against wildlife, has very grave consequences for the species targeted and their habitats. But the clear environmental implications it has, also illustrate just as clearly how our environment is inter-connected to our society and economy. Indeed, poaching has environmental, social and economic impacts. The consequences to wildlife are not only devastating; they are also pervasive. It is estimated that species population have declined by an average 40% between 1970 and 2000. And the second-biggest direct threat to species survival, after habitat destruction, is wildlife trade¹.
Poaching is a lucrative, even if highly illegal, business: it is now the fourth most lucrative transnational crime after drugs, arms and human trafficking, worth between 10 and 20 billion dollars each year². But it also has a high environmental cost. Among its critical implications is not only the killing of the animal itself and the impact on the numbers of the wider species population but also the wider impacts to the biodiversity of the ecosystem. In Africa, poaching has led to the extinction of wild rhinoceros in Mozambique, most of western Africa, and many other regions across the continent reducing their population by around 97% over the last 100 years³. A similar story emerges in Asia with tigers, a species that was commonly found across most of the continent which is now suffered a decline of 97%.
Ecosystems also suffer from poaching activities. For example, elephants, a species highly prized by poachers, is critical to its local ecosystem sustaining other organisms and helping to maintain the vegetation of the ecosystem. Much more generally, the removal of predatory animals can result in an over-abundance of prey animals resulting in the destabilization and decline of vegetation; similarly, the decline of prey animals can lead to drops in predator numbers because of a reduction in food supply³,⁴.
In economic terms, the extinction of a species can have a negative economic effect on a local community’s tourism industry. The area not only becomes less attractive to potential tourists, but it also means that there is an increased change of “tourist boycott”. A boycott could have a detrimental effect on a community’s economy since restaurants, hotels, rentals, and other attractions would suffer. To illustrate the potential impact, it is worth nothing that sub-Saharan Africa attracted 33.8 million visitors in 2012. If Africa was to lose this iconic species, this would in turn create a huge financial impact which would also result in significant job losses particularly for its tourism industry which currently employs around 8 million people⁵.
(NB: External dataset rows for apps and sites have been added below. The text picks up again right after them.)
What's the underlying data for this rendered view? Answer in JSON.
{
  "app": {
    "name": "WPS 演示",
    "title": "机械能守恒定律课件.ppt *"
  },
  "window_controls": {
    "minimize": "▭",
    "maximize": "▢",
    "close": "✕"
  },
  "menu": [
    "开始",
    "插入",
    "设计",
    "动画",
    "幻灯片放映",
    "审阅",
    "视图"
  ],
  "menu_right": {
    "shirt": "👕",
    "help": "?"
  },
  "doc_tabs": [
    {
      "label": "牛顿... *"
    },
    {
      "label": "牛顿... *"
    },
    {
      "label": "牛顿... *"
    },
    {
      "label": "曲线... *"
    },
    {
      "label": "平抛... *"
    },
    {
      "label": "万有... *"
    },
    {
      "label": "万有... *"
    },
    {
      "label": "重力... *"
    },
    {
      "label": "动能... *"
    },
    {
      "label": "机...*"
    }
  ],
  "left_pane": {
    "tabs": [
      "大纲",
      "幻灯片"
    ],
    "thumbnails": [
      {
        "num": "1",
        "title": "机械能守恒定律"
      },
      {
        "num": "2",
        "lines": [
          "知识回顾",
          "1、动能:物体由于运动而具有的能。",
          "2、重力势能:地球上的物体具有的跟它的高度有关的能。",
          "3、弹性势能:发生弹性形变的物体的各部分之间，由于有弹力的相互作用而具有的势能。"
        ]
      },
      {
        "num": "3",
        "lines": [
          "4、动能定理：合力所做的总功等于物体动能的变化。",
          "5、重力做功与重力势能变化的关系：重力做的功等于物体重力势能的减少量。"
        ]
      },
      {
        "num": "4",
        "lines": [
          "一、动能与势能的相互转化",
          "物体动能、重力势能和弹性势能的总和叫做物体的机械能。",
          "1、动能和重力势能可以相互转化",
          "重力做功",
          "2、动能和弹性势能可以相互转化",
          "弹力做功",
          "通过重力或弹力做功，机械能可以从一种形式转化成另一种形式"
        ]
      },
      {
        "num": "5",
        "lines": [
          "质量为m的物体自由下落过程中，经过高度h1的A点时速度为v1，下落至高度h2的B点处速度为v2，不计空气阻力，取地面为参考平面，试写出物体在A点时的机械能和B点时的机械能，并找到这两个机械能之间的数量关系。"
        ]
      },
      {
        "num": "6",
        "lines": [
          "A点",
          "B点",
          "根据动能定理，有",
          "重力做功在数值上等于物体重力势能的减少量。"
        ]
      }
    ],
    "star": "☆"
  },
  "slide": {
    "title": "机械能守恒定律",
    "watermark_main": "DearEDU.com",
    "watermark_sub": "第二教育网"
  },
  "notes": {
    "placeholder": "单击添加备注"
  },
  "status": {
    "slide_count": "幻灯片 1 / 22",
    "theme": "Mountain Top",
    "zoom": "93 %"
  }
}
Beyond the environment and the economy, poaching can have tremendous consequences on local communities and beyond. Not only does it stand to threaten more traditional ways of living but it also relies on profiting from state weaknesses and corruption. This creates an inherent interest among poachers and criminals in actively undermining state economic development – a particular problem in a number of already vulnerable countries in the developing world. It is important to note however that poaching is linked to beliefs that parts of animals have unique medical properties. In this respect, it can be argued that these traditional beliefs which are not substantiated scientifically, have created a demand for a lot of the precious parts of animals that are being poached, for example elephants’ ivory or rhinos’ horns. On a slightly different note, the impact poaching can have on human can be significant and the emergence of numerous zoonotic diseases has been linked directly to wildlife crime. For example, the outbreak of SARS in Hong Kong has been traced to human contact with and consumption of poached meat available on black wildlife markets³,⁴.